EU chief Ursula von der Leyen was left "surprised" after being left without a chair during a high-level meeting with Turkish President Recep Tayyip Erdoğan.
Video footage shows von der Leyen, the European Commission's first female president, forced to sit on a nearby sofa.
It produced an awkward scene, with von der Leyen several metres away from Erdogan and Charles Michel, president of the European Council.
Michel, a former prime minister of Belgium, is of equivalent rank to von der Leyen. Nevertheless, he sat next to Erdogan and did not offer up his chair.
The incident comes with Turkey under the spotlight over women's rights after withdrawing from the Istanbul Convention, an international treaty on preventing domestic violence.

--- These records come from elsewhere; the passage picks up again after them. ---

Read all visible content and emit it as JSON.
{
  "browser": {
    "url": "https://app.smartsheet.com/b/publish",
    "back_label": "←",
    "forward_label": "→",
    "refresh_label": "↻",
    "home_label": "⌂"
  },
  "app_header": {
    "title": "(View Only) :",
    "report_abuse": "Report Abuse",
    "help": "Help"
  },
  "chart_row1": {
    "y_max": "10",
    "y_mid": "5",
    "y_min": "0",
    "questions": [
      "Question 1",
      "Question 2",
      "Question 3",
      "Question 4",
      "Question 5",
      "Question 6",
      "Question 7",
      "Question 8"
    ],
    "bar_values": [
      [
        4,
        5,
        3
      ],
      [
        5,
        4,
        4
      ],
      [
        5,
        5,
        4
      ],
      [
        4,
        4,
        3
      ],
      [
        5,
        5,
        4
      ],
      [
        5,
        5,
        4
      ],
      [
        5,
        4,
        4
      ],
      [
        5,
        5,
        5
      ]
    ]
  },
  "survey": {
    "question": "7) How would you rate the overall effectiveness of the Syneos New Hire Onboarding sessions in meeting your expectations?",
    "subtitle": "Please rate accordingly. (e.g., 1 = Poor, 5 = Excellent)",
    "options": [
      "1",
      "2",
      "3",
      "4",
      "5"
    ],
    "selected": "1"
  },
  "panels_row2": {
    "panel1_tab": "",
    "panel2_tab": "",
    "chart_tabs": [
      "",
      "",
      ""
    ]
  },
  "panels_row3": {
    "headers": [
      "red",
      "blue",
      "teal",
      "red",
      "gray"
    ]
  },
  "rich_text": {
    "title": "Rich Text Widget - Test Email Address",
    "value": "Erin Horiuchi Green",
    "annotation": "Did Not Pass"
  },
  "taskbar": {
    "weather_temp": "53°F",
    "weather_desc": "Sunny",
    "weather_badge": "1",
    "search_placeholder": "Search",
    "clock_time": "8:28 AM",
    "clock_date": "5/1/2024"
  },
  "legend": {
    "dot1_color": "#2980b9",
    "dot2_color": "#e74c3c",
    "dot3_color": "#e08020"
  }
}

Eric Mamer, the chief spokesman of the European Commission, told reporters that von der Leyen was "clearly surprised" by the absence of the chair but preferred to focus on the "substance" of the meeting and "give priority to formal matters".
Von der Leyen took the opportunity to discuss women's rights and the Istanbul Convention with Erdoğan.
"Her assertiveness was clearly on display", Mamer said.
Von der Leyen has already asked her staff to clarify the incident and ensure that a similar incident is not repeated in the future, Mamer added.
He also said the European Commission was not aware of any apology from the teams of President Michel or President Erdoğan.
The team of Charles Michel and the staff of the EU delegation in Ankara were involved in preparations for the meeting, as well as Turkish officials as hosts.
The protocol team of von der Leyen did not fly to Turkey due to safety measures related to the coronavirus pandemic.